* Article titles in AMA citation format should be in sentence-case

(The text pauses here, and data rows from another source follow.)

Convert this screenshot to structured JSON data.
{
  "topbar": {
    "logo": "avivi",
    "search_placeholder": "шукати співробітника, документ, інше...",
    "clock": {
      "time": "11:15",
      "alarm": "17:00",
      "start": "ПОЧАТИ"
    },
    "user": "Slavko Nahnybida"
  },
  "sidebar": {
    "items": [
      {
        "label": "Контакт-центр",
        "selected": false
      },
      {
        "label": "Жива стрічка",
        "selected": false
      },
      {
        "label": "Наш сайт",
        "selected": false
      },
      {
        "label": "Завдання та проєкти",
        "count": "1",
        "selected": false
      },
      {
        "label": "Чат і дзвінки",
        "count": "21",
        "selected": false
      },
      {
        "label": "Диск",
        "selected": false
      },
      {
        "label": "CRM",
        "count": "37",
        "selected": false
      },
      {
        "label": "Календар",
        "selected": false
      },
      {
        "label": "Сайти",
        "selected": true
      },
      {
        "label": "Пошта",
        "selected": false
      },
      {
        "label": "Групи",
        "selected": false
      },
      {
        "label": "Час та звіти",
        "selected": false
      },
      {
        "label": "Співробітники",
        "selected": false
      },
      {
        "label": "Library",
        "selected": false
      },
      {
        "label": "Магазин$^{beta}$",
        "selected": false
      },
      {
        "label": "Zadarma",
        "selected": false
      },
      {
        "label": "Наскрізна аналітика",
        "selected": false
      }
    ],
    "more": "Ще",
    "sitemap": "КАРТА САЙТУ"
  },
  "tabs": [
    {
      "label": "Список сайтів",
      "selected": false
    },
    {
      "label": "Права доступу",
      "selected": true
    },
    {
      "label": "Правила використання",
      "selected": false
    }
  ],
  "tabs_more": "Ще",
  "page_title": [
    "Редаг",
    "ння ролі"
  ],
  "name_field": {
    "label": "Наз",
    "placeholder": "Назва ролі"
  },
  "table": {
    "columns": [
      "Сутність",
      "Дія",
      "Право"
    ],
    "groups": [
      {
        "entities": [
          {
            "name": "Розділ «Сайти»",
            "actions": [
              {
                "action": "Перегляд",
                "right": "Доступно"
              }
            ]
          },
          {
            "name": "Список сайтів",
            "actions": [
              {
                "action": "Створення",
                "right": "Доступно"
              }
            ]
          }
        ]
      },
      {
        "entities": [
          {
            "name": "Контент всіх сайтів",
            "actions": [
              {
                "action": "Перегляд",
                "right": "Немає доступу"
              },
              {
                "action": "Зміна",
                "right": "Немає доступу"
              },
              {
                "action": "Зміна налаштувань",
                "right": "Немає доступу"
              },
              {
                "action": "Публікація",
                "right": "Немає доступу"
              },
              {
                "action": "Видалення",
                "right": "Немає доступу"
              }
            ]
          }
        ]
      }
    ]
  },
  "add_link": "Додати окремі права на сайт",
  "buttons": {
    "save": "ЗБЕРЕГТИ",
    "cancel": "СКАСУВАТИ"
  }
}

TY - JOUR T1 - Comparison of sadness, anger, and fear facial expressions when toddlers look at their mothers. AU - Buss,Kristin A, AU - Kiel,Elizabeth J, PY - 2004/11/30/pubmed PY - 2005/3/25/medline PY - 2004/11/30/entrez SP - 1761 EP - 73 JF - Child development JO - Child Dev VL - 75 IS - 6 N2 - Research suggests that sadness expressions may be more beneficial to children than other emotions when eliciting support from caregivers. It is unclear, however, when children develop the ability to regulate their displays of distress. The current study addressed this question. Distress facial expressions (e.g., fear, anger, and sadness) were examined in 24-month-old toddlers throughout 4 episodes as well as specifically during looks to their mothers. Consistent with hypotheses and the literature, toddlers expressed sadness more frequently and with more intensity than target emotions only during looks to their mothers. These findings indicate that toddlers as young as 24 months of age are using particular emotional displays to elicit support from the social environment. SN - 0009-3920 UR - https://www.unboundmedicine.com/medline/citation/15566378/Comparison_of_sadness_anger_and_fear_facial_expressions_when_toddlers_look_at_their_mothers_ DB - PRIME DP - Unbound Medicine ER -